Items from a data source
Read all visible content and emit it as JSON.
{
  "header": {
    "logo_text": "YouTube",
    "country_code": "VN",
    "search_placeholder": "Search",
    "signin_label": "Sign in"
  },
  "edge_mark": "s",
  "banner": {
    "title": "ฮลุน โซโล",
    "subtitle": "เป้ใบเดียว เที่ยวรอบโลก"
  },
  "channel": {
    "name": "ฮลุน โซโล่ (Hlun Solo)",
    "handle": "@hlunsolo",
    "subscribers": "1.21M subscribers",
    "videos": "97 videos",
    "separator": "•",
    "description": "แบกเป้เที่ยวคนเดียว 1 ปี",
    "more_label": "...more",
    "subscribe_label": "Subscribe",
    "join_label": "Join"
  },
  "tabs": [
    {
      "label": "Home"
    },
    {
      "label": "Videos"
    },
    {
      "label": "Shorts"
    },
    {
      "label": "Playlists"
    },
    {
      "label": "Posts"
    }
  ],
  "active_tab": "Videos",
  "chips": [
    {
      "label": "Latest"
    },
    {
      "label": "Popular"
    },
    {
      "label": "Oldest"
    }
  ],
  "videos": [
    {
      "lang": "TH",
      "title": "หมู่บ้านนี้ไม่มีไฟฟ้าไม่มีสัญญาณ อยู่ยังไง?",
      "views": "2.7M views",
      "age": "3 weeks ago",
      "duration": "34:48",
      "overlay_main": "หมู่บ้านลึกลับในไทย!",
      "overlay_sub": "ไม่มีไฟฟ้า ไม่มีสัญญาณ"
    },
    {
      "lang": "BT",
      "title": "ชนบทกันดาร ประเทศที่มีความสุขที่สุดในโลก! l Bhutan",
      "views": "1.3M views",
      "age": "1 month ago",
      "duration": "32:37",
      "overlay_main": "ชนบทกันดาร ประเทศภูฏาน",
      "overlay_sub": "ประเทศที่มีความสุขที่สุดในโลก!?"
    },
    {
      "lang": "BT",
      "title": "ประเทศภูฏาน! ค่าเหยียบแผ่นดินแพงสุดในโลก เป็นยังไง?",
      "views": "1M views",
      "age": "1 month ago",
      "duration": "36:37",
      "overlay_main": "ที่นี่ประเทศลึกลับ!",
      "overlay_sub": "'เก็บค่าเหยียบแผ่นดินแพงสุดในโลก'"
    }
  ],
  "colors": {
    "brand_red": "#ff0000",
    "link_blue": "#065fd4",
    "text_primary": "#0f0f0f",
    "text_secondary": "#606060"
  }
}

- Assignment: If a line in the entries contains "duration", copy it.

- The answer:
      "duration": "34:48",
      "duration": "32:37",
      "duration": "36:37",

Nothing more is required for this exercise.